Helen Steiner Rice wrote a poem that captured this understanding: "Maybe I'm kind of old-fashioned. Maybe I'm trailing the rest. But somehow I cling to the theory that whatever happens is best. Best if we know how to use it. If we know just what lesson to take. Best if we know what each happening means and out of it just what we make. In looking back down the trail of the years, I can now very clearly see that so many things were not for the best which I wanted heart- breakingly; And, too, I can see where the "bitter pills" with which some phases were filled, were the very cornerstone on which I eventually found I could build. Friends that I thought I would die without, I found in the hard, long run, were not the ones I needed at all, but belonged just to the days of fun. Think back now and see if the hardest days were not richer than all the rest. When you've conquered your fears and learned through your tears that whatever is, is best."
Sometimes it is challenging to our faith to let go of our desires and allow God to lead. Think of Mary some thirty-three years later cradling her son in her arms. He had just been taken down from the cross and while she held him she remembered the words of the angel, "He will be great and will be called the Son of the Most High; and the Lord God will give to him the throne of his father David, and he will reign over the house of Jacob forever; and of his kingdom there will be no end." Imagine what was being required of her faith during those moments.
What mountains are we climbing today and are we remembering Isaiah's words, "Now, descendants of Jacob, let us walk in the light which the Lord gives us!"? "Two inmates looked through the prison bars, one saw mud and the other saw stars." Which one are we?

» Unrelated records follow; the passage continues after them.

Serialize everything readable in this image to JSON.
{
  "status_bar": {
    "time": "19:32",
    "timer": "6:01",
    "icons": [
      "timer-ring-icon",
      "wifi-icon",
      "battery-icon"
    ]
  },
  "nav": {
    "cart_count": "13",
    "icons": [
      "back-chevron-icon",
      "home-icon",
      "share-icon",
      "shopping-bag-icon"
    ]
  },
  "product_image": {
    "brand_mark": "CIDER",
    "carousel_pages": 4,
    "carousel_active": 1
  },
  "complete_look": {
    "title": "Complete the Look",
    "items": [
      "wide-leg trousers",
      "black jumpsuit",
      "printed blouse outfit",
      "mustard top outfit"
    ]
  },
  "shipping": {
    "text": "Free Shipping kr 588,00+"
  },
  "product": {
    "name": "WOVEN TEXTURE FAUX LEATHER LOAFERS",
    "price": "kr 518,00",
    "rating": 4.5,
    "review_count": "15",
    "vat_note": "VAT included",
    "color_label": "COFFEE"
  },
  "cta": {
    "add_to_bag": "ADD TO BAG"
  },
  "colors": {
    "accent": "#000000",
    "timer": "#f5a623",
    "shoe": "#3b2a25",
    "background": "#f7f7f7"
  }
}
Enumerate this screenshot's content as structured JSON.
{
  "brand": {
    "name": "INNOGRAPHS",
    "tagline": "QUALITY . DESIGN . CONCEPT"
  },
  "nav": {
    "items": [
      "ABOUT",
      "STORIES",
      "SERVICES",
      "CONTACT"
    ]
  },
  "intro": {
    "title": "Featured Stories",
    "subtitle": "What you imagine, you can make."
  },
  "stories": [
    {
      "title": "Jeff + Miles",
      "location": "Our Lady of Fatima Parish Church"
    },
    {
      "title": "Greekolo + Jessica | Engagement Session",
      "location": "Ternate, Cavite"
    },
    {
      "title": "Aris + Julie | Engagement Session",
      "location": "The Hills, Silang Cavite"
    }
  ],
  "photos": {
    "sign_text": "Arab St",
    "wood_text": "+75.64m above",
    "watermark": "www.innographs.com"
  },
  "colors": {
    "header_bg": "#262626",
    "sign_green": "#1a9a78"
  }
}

THE CONGREGATIONAL PRAYER
Eternal and ever faithful God, there are moments when we feel as did the people living thousands of years ago. We feel the struggles when our lives clash against the expectations others have of us. We feel the confusion and fears caused by our uncertain future. We feel the absence of the occasions where we connect meaningfully with others so that new relationships can be born. And sometimes we sense how challenging it is to find you in the midst of what we experience. We are ready to prepare ourselves for the coming of the light into our awareness. Help us during these weeks of Advent to prepare for your coming with earnest and sincere hearts, hearts that can experience the miracle of truth coming in a form we could understand. Amen.
THE PASTORAL PRAYER
Thank you God for creating us with the ability to express our thanksgiving to you. We feel so blessed to have received the fruits of so many people who have sown their seeds before us. Not only have we been reflecting on our forefathers and mothers of this country during recent days, but also on that which brought them here -- a search for a place where they could worship you in any manner of their choosing.
As we enter Advent, our spirits are once again awakened to the joy of preparation. This really is a special time when the church family walks the many extra miles with buying sweatshirts, teddy bears, filling stockings for children and supplying families with turkey dinners.
We have learned, O God, that as we give, that is who we become. We thank you for the many opportunities when we have to provide your Word with the feet to move around, with the arms to extend, with the hands that give so that love is placed in a form that others can understand.
Today as we celebrate the new members coming into our midst, bless them with the same spirit that infuses us. May all of us remain bonded to each other, for it is through our combined strength that you become visible in our midst. Thank you for all that you inspire us to do and to be. We pray these things through Jesus Christ, who taught us to say when we pray. . .